Learning from Mary Shomon has changed my life.
Not only did I start going to the gym again on a regular basis in January this year, I also started training with a personal trainer (see my post on my trainer Chach) once a week. In addition, I've changed my diet.
The progress has been slow, but that's what you have to expect when you suffer from hypothyroidism. But eventually, the weight started shifting. What you need to take into consideration as well is the fact that muscle weighs more than fat, so while you may actually lose fat when you start weight training, you may not notice this on the scales immediately.
So far, I've lost over 6kg (over 13 1/2 pounds) without starving myself and without giving up some of the good things I like. More about my diet in a later post.
6kg may not sound like a lot to a "normal" person, but to someone with an underactive thyroid, it's like a miracle.
Lift Weights – Why You Should Life Weights if You’re a Woman
Why Women Do Need a Strength Training Routine
Updated: December 08, 2008
About.com Health's Disease and Condition content is reviewed by the Medical Review Board
Please click on this link to read the article:
I will open an Amazon.com Store in the near future.
08 August 2009
I have recently taken part in a weightlifting competition in my local gym in Ennis, Co. Clare, Ireland and written about the preparation for the competition, my trainer and the competition itself in my This 'n' That Blog. Now don't get apprehensive! It was only a small competition with 5 women taking part (and about 25 men on the men's side). At 53 years of age (54 this coming week), I was by far the oldest participant but the only one who had trained on the bench press. So I won the women's bench press competition without any difficulty.
The buzz and satisfaction I got out of this is hard to put in words. I was delighted! As many of you know, getting older isn't always easy and we often wish that we were feeling better or were younger looking and we miss our younger years. However, I'm a great believer in the saying
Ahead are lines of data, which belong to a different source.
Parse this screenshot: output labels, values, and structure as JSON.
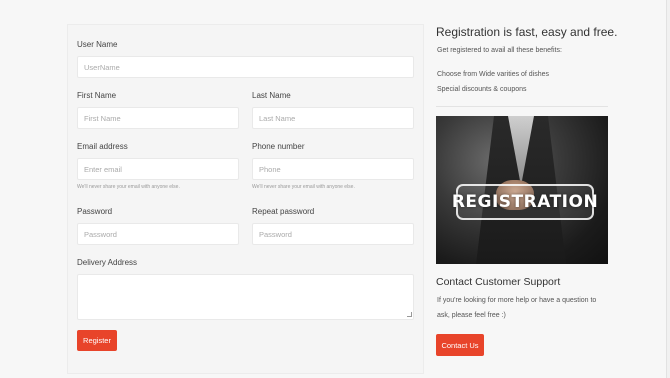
{
  "form": {
    "username": {
      "label": "User Name",
      "placeholder": "UserName"
    },
    "first_name": {
      "label": "First Name",
      "placeholder": "First Name"
    },
    "last_name": {
      "label": "Last Name",
      "placeholder": "Last Name"
    },
    "email": {
      "label": "Email address",
      "placeholder": "Enter email",
      "help": "We'll never share your email with anyone else."
    },
    "phone": {
      "label": "Phone number",
      "placeholder": "Phone",
      "help": "We'll never share your email with anyone else."
    },
    "password": {
      "label": "Password",
      "placeholder": "Password"
    },
    "repeat_password": {
      "label": "Repeat password",
      "placeholder": "Password"
    },
    "address": {
      "label": "Delivery Address",
      "value": ""
    },
    "submit_label": "Register"
  },
  "sidebar": {
    "title": "Registration is fast, easy and free.",
    "subtitle": "Get registered to avail all these benefits:",
    "benefits": [
      "Choose from Wide varities of dishes",
      "Special discounts & coupons"
    ],
    "image_text": "REGISTRATION",
    "contact_title": "Contact Customer Support",
    "contact_text_1": "If you're looking for more help or have a question to",
    "contact_text_2": "ask, please feel free :)",
    "contact_button": "Contact Us"
  },
  "colors": {
    "accent": "#e8442a",
    "background": "#f7f7f7",
    "card": "#f5f5f5"
  }
}
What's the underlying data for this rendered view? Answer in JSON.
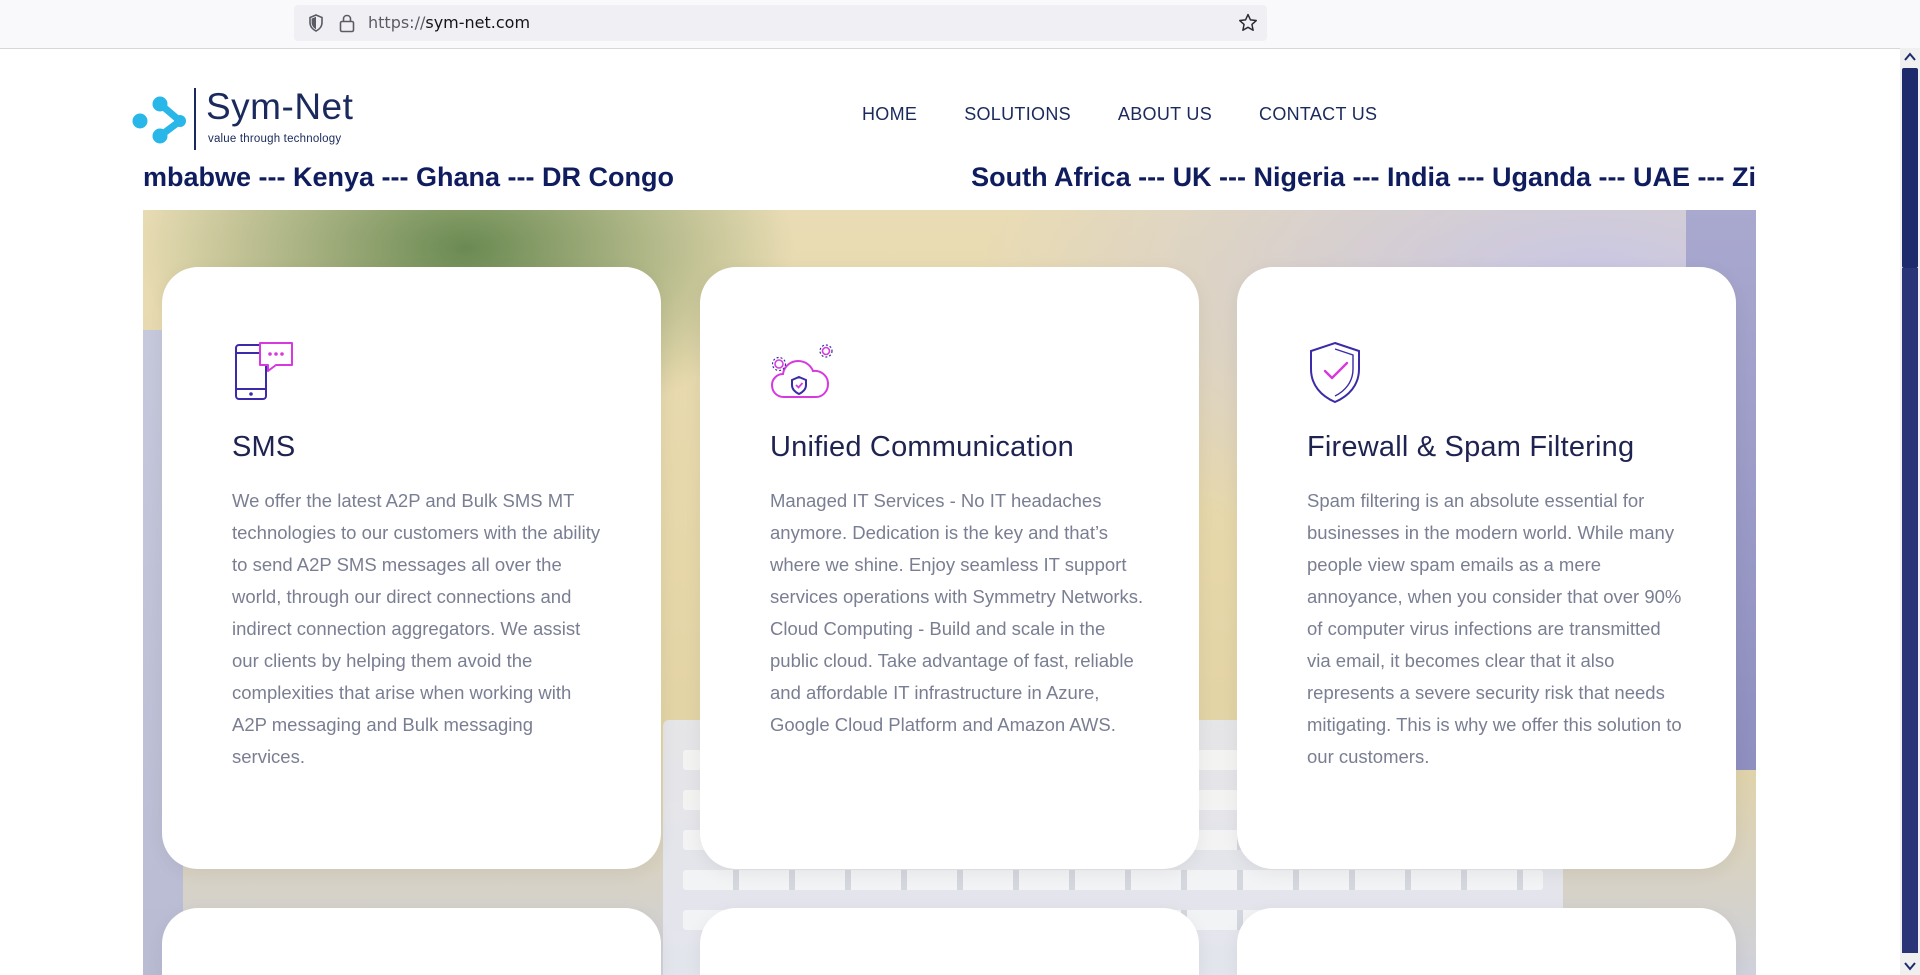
{
  "browser": {
    "url_scheme": "https://",
    "url_host": "sym-net.com"
  },
  "header": {
    "brand": "Sym-Net",
    "tagline": "value through technology",
    "nav": [
      {
        "label": "HOME"
      },
      {
        "label": "SOLUTIONS"
      },
      {
        "label": "ABOUT US"
      },
      {
        "label": "CONTACT US"
      }
    ]
  },
  "ticker": {
    "left_text": "mbabwe --- Kenya --- Ghana --- DR Congo",
    "right_text": "South Africa --- UK --- Nigeria --- India --- Uganda --- UAE --- Zi"
  },
  "cards": [
    {
      "icon": "mobile-chat-icon",
      "title": "SMS",
      "body": "We offer the latest A2P and Bulk SMS MT technologies to our customers with the ability to send A2P SMS messages all over the world, through our direct connections and indirect connection aggregators. We assist our clients by helping them avoid the complexities that arise when working with A2P messaging and Bulk messaging services."
    },
    {
      "icon": "cloud-shield-icon",
      "title": "Unified Communication",
      "body": "Managed IT Services - No IT headaches anymore. Dedication is the key and that’s where we shine. Enjoy seamless IT support services operations with Symmetry Networks. Cloud Computing - Build and scale in the public cloud. Take advantage of fast, reliable and affordable IT infrastructure in Azure, Google Cloud Platform and Amazon AWS."
    },
    {
      "icon": "shield-check-icon",
      "title": "Firewall & Spam Filtering",
      "body": "Spam filtering is an absolute essential for businesses in the modern world. While many people view spam emails as a mere annoyance, when you consider that over 90% of computer virus infections are transmitted via email, it becomes clear that it also represents a severe security risk that needs mitigating. This is why we offer this solution to our customers."
    }
  ],
  "colors": {
    "brand_navy": "#1a2a5c",
    "accent_cyan": "#29b6e8",
    "icon_purple": "#3b2ba8",
    "icon_magenta": "#d63adf"
  }
}
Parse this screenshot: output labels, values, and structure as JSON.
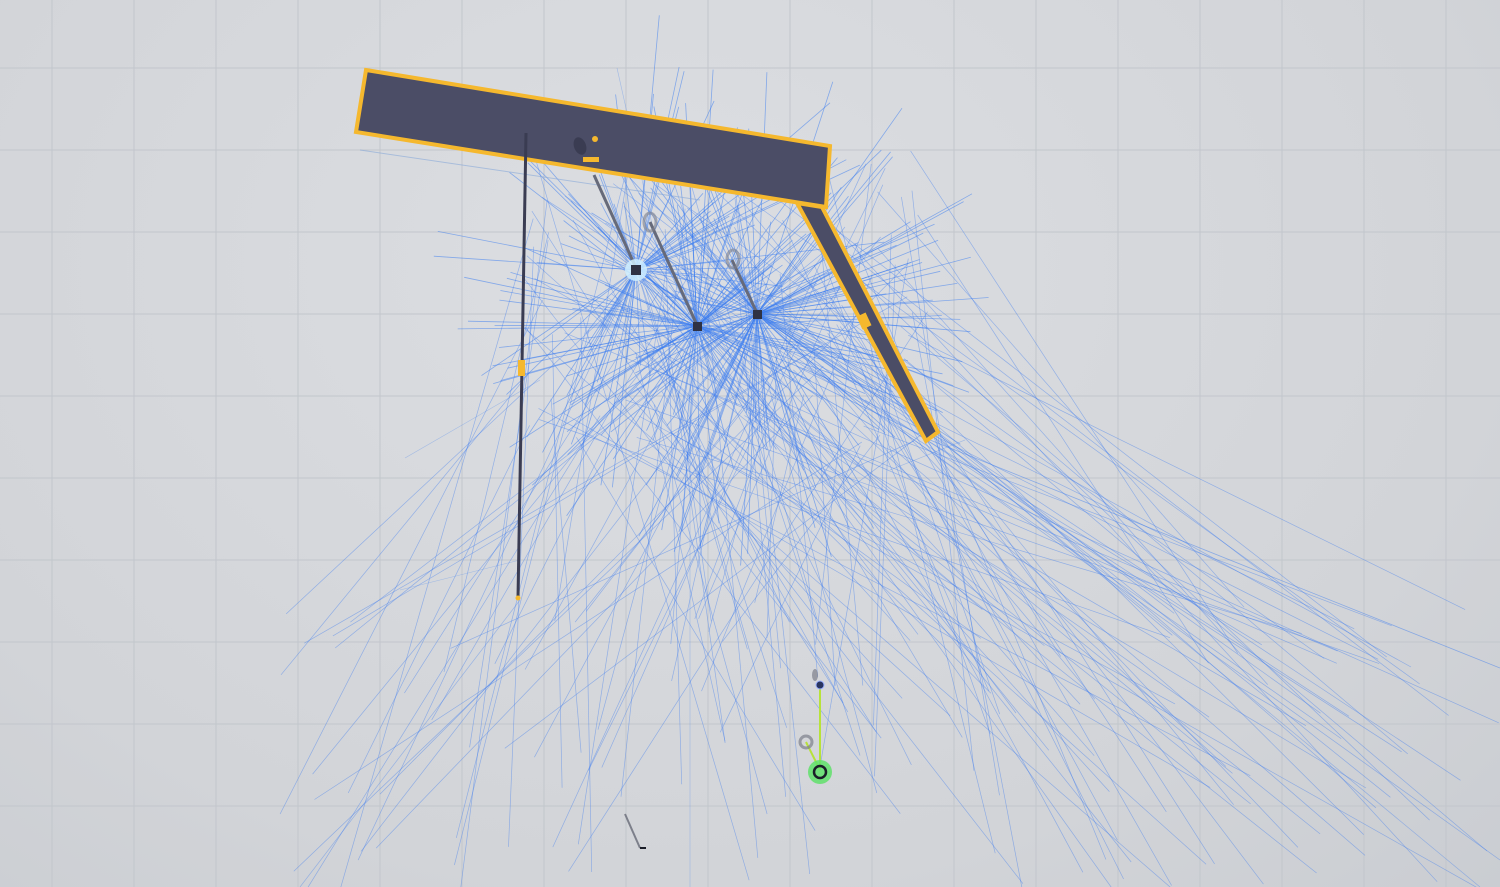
{
  "view": {
    "type": "3d-scene-editor-viewport",
    "background_color": "#d6d8dc",
    "grid_color": "#c2c6cc",
    "selection_color": "#f5b82e",
    "wall_color": "#4b4d66",
    "ray_color": "#3d7df0",
    "highlight_color": "#5fe06a"
  },
  "objects": [
    {
      "name": "wall-top",
      "selected": true
    },
    {
      "name": "wall-right",
      "selected": true
    },
    {
      "name": "wall-left-thin",
      "selected": false
    },
    {
      "name": "light-emitter-1",
      "selected": true
    },
    {
      "name": "light-emitter-2",
      "selected": false
    },
    {
      "name": "light-emitter-3",
      "selected": false
    },
    {
      "name": "player-target",
      "selected": false
    }
  ]
}
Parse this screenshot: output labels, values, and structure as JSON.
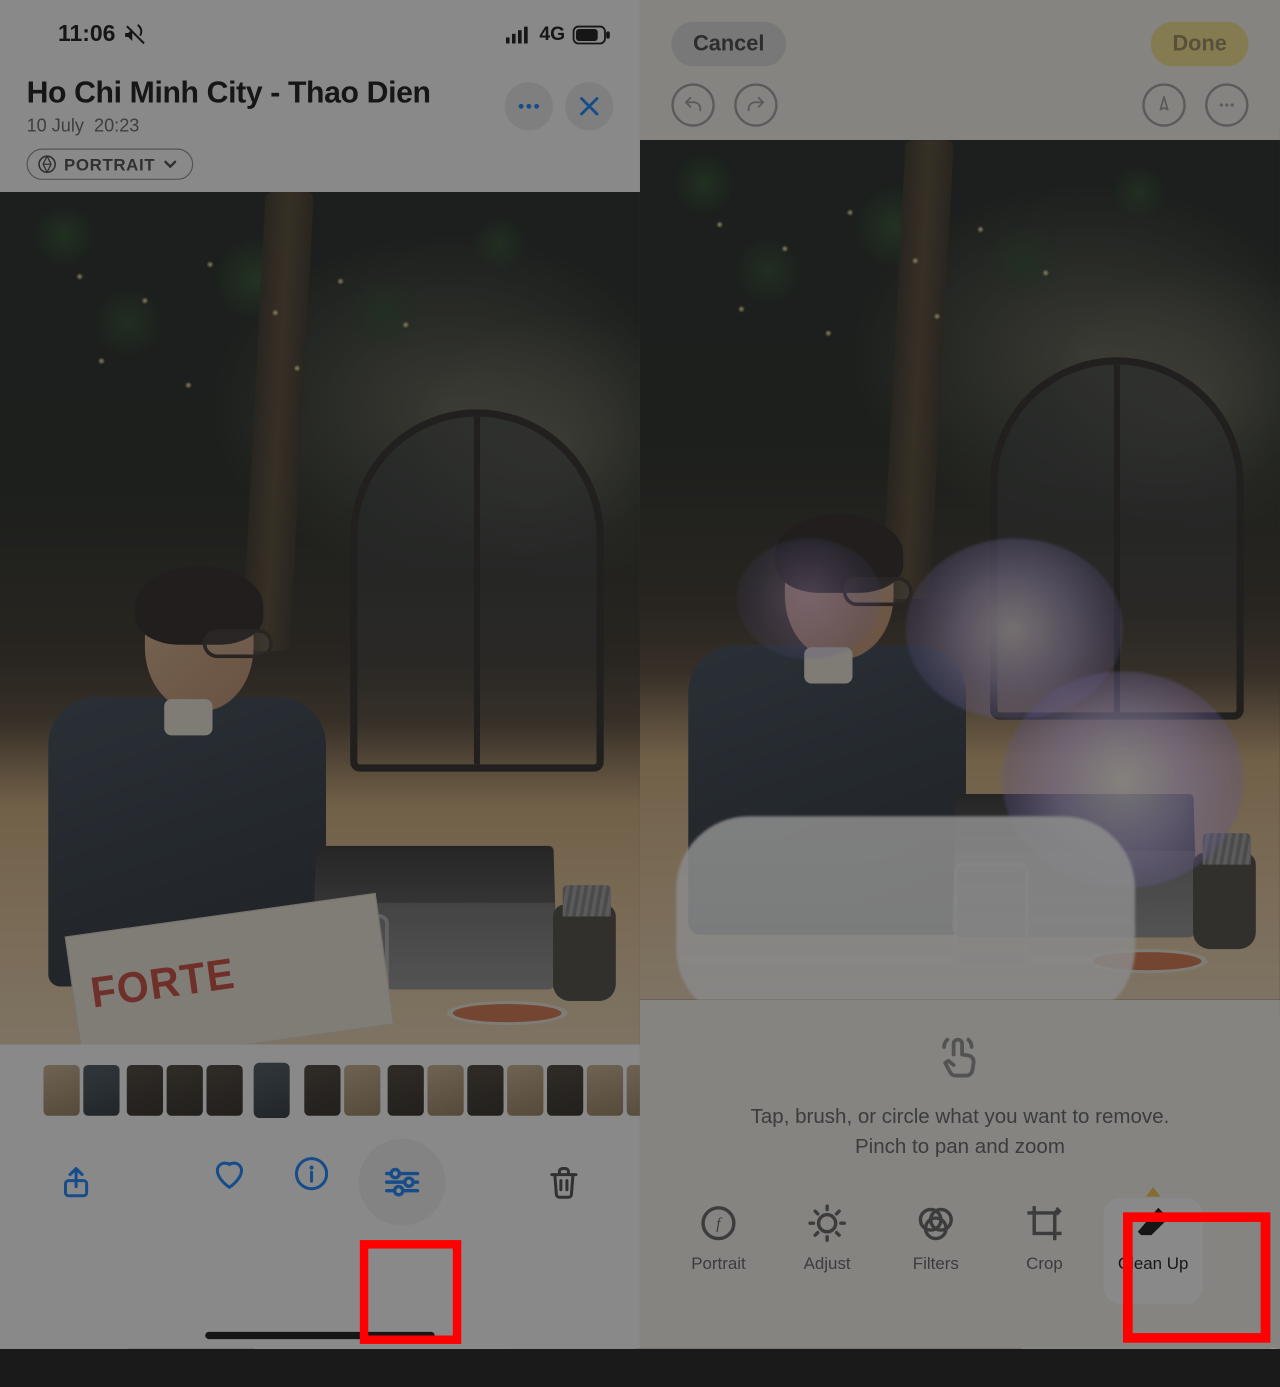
{
  "left": {
    "statusbar": {
      "time": "11:06",
      "carrier": "4G"
    },
    "header": {
      "title": "Ho Chi Minh City - Thao Dien",
      "date": "10 July",
      "time": "20:23",
      "badge": "PORTRAIT"
    },
    "photo": {
      "magazine_label": "FORTE"
    }
  },
  "right": {
    "editbar": {
      "cancel": "Cancel",
      "done": "Done"
    },
    "hint": {
      "line1": "Tap, brush, or circle what you want to remove.",
      "line2": "Pinch to pan and zoom"
    },
    "tools": {
      "portrait": "Portrait",
      "adjust": "Adjust",
      "filters": "Filters",
      "crop": "Crop",
      "cleanup": "Clean Up"
    }
  }
}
"You're as young as you feel!" Haven't we all met people in their twenties who were already old and inflexible in their minds or people in their eighties who were so young in their minds and led an active life?
What I'm trying to say is that you're never too old for anything if you really want to do it unless a diagnosed physical disability actually prevents you from doing such a thing.
I will collate a lot of information on the benefits of weightlifting and weight training in this blog alongside my own personal experiences and stories.
I hope you will enjoy this blog!